At the brink of World War II, the battleship U.S.S. New York stopped in Portland Harbor, preparing to patrol the North Atlantic.
On August 1, 1939, the U.S.S. New York anchored in Portland Harbor to give the men on board a week’s liberty, apparently much to the delight of the local girls, or, as an effusive reporter called them, “Portland’s pulchritudinous lassies.” The battleship carried 371 Naval Academy midshipmen, 755 enlisted men, and 57 officers who had been engaged in training exercises at sea.
While the midshipmen enjoyed a tea dance at the Portland Country Club, readers of the Evening Express and the Portland Press Herald learned that the British Prime Minister, Neville Chamberlain, had a “dark but still hopeful view of the international picture” (see story in the far right column). Chamberlain’s policy of appeasement would end with Hitler’s invasion of Poland, exactly one month after these photographs were taken. Britain and France declared war on Germany on September 3, 1939.
During the war, the U.S.S. New York participated in convoy operations.
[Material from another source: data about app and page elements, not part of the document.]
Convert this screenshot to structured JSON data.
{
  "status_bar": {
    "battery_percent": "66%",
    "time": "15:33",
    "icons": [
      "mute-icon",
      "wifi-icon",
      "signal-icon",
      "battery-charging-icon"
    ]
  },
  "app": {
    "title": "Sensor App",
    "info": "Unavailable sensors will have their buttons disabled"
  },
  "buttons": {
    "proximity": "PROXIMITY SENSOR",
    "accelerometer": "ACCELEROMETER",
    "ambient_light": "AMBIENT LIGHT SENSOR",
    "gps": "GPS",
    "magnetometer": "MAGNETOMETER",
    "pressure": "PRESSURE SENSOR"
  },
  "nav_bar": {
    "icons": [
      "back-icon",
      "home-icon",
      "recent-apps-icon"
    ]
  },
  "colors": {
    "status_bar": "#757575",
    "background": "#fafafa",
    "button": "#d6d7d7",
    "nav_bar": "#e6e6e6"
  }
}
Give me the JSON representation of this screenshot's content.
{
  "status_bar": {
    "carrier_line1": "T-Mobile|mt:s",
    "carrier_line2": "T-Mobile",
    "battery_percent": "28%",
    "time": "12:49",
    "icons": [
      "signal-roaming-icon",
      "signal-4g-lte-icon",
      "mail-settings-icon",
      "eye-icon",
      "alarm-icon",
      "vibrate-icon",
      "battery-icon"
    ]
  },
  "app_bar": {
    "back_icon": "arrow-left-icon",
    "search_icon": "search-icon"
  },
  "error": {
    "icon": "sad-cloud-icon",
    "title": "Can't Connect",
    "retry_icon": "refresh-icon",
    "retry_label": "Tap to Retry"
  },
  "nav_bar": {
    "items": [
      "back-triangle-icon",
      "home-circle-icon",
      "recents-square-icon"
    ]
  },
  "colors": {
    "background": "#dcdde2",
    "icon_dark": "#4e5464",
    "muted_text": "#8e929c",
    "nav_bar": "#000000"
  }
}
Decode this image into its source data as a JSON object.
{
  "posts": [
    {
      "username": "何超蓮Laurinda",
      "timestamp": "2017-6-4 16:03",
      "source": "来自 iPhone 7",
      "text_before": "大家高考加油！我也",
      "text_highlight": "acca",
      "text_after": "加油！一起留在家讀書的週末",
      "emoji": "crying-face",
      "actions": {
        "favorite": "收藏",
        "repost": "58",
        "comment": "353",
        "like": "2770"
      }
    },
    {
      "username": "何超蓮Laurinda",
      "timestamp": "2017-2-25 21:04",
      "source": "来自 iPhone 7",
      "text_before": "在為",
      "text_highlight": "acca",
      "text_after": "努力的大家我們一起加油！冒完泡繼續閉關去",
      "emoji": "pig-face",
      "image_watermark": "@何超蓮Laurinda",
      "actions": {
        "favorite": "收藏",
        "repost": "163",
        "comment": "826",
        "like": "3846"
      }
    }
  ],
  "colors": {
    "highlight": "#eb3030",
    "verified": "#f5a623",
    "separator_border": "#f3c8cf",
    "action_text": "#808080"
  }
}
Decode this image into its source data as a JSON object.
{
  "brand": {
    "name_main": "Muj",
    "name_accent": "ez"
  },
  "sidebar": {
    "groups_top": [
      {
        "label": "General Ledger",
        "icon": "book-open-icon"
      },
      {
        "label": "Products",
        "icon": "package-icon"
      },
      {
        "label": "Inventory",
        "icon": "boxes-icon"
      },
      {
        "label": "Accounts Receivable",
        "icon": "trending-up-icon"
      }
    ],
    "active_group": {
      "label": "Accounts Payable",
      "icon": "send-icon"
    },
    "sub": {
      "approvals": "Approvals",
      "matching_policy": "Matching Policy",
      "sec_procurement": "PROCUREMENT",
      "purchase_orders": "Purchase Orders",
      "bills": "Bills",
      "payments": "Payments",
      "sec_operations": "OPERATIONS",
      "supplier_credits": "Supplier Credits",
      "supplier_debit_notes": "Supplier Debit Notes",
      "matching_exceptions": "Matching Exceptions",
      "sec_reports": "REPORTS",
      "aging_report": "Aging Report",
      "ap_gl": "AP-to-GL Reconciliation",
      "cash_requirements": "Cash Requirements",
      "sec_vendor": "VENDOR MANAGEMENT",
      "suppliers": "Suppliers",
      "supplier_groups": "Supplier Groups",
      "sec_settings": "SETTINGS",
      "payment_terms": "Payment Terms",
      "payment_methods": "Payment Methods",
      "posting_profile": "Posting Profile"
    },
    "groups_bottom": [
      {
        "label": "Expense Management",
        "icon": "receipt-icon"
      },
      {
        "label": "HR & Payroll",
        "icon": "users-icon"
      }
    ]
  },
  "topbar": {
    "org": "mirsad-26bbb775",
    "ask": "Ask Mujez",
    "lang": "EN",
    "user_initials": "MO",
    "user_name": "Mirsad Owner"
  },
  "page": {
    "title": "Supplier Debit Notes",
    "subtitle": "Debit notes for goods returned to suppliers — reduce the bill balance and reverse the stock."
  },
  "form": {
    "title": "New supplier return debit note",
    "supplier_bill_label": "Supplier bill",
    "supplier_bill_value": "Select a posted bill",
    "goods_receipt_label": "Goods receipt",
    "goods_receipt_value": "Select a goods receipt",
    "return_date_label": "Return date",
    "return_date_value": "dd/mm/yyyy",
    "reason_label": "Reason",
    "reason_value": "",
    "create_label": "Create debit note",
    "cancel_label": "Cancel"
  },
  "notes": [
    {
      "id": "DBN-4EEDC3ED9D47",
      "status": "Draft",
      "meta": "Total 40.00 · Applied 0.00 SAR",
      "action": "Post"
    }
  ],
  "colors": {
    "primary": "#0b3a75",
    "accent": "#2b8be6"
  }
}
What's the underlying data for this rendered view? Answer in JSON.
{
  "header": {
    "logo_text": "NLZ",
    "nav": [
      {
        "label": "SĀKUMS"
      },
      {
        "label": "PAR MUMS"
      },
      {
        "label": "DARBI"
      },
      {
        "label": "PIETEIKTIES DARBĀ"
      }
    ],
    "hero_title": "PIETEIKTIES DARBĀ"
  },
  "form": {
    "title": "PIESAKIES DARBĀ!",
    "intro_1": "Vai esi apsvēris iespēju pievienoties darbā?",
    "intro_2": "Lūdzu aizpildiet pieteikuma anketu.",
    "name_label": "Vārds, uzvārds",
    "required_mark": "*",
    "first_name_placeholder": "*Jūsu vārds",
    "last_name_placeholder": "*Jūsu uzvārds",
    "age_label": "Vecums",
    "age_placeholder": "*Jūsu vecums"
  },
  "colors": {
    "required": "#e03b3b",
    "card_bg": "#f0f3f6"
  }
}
Once the war had ended, she served as a target during atomic bomb tests in the Marshall Islands in July of 1946, after which she was too radioactive for further service and was decommissioned.
Here are the original camera images which were used in the Portland Evening Express article, showing crew members of the U.S.S. New York plying their musical talents, and baking in the large ship’s kitchen.
Above: Exercising on rowing machines on deck.
Below: Writing letters home, and catching up on reading, aboard the U.S.S. New York.
For a hint of what life was like for our midshipmen in 1860, stop by the Portland Room and take a look at the Regulations of the United States Naval Academy (call number 359.0071 U58 1860).
posted: , by Gabrielle Daniello